As if the American healthcare system isn’t bad enough as it is, Republicans in the House of Representatives recently passed a budget plan that would return us to the days when most seniors were mired in poverty. The plan would put an end to Medicare for future retirees by phasing out the current program and replacing it with one where the government would provide subsidies to seniors to buy health insurance in the private market. In addition, the plan practically eviscerates Medicaid, the healthcare safety net for the poor. Joe Baker, president of the Medicare Rights Center, and Elisabeth Benjamin of the Community Service Society of New York, explain the plan’s potential consequences on Democracy Now! with Amy Goodman:

Privatizing Medicare and gutting Medicaid will hurl our country backwards, economically and socially. Giving out vouchers for what should be an essential public service never works because the value of the voucher would never cover the entire cost. Seniors would end up paying much of their income on health care. And what insurance company would cover anyone over 65?

Fortunately for the majority of us who don’t want to see our country resemble 19th century America, the House GOP plan is going over like a lead balloon. It’s likely this stinker isn’t going anywhere in the Senate. But instead of getting rid of popular programs that give millions of Americans  access to health care, we should be expanding Medicare to everyone. As former Clinton administration labor secretary Robert Reich says, Medicare is not the problem, it’s the solution:

Medicare’s administrative costs are in the range of 3 percent. That’s well below the 5 to 10 percent costs borne by large companies that self-insure. It’s even further below the administrative costs of companies in the small-group market (amounting to 25 to 27 percent of premiums). And it’s way, way lower than the administrative costs of individual insurance (40 percent). It’s even far below the 11 percent costs of private plans under Medicare Advantage, the current private-insurance option under Medicare.

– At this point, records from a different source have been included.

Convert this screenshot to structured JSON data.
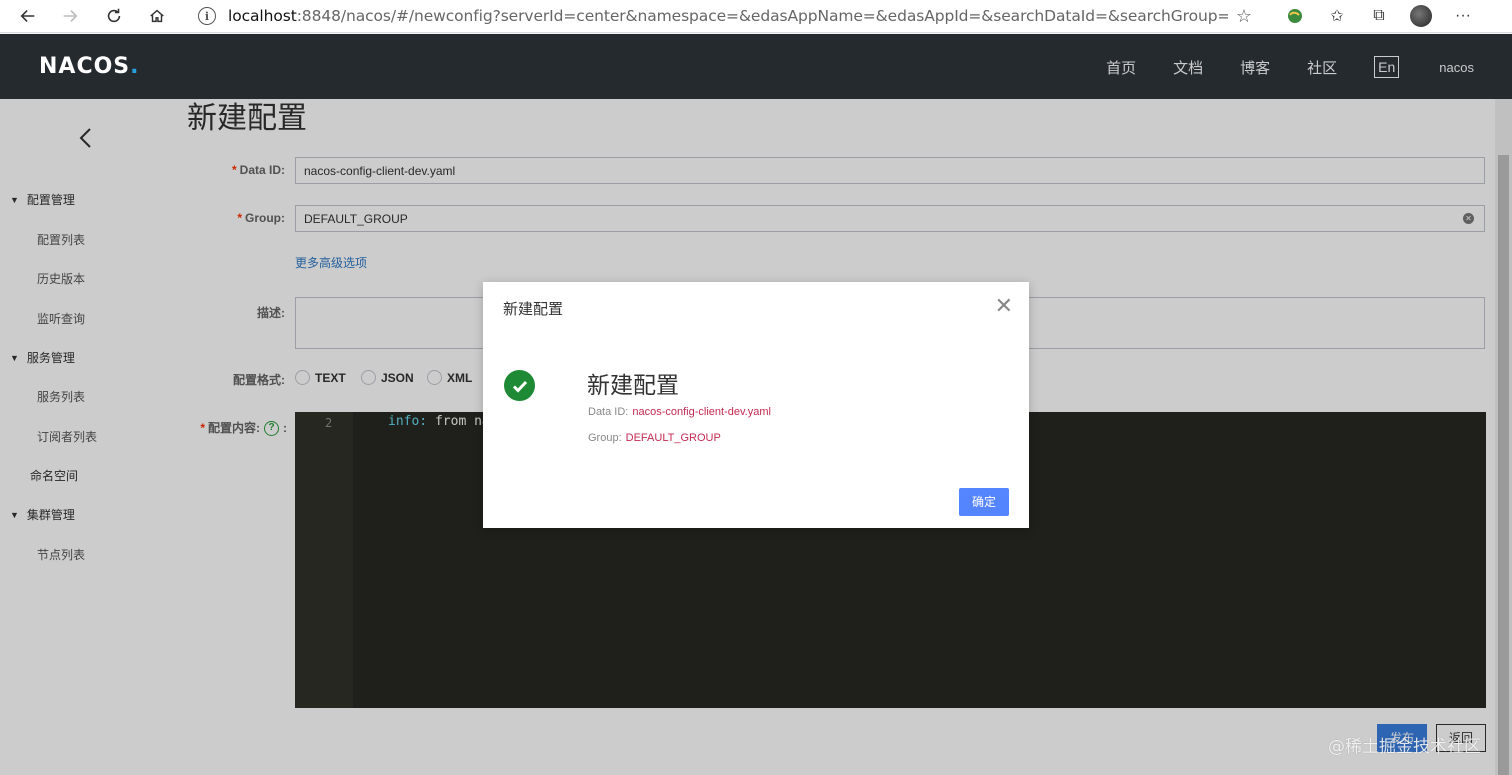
{
  "browser": {
    "url_host": "localhost",
    "url_rest": ":8848/nacos/#/newconfig?serverId=center&namespace=&edasAppName=&edasAppId=&searchDataId=&searchGroup=&group=D..."
  },
  "header": {
    "logo": "NACOS",
    "logo_dot": ".",
    "nav": [
      "首页",
      "文档",
      "博客",
      "社区"
    ],
    "lang": "En",
    "user": "nacos"
  },
  "sidebar": {
    "groups": [
      {
        "label": "配置管理",
        "items": [
          "配置列表",
          "历史版本",
          "监听查询"
        ]
      },
      {
        "label": "服务管理",
        "items": [
          "服务列表",
          "订阅者列表"
        ]
      },
      {
        "label": "命名空间"
      },
      {
        "label": "集群管理",
        "items": [
          "节点列表"
        ]
      }
    ]
  },
  "form": {
    "title": "新建配置",
    "data_id_label": "Data ID:",
    "data_id_value": "nacos-config-client-dev.yaml",
    "group_label": "Group:",
    "group_value": "DEFAULT_GROUP",
    "more_options": "更多高级选项",
    "desc_label": "描述:",
    "format_label": "配置格式:",
    "formats": [
      "TEXT",
      "JSON",
      "XML"
    ],
    "content_label": "配置内容:",
    "help": "?",
    "colon": ":",
    "editor_line_no": "2",
    "editor_key": "info:",
    "editor_val": " from na",
    "publish_btn": "发布",
    "back_btn": "返回"
  },
  "dialog": {
    "title": "新建配置",
    "heading": "新建配置",
    "data_id_label": "Data ID:",
    "data_id_value": "nacos-config-client-dev.yaml",
    "group_label": "Group:",
    "group_value": "DEFAULT_GROUP",
    "ok": "确定"
  },
  "watermark": "@稀土掘金技术社区",
  "colors": {
    "success": "#1e8a36",
    "primary": "#5584ff",
    "header_bg": "#252a2f",
    "value_text": "#c42a51"
  }
}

In addition, allow Medicare – and its poor cousin Medicaid – to use their huge bargaining leverage to negotiate lower rates with hospitals, doctors, and pharmaceutical companies. This would help move health care from a fee-for-the-most-costly-service system into one designed to get the highest-quality outcomes most cheaply.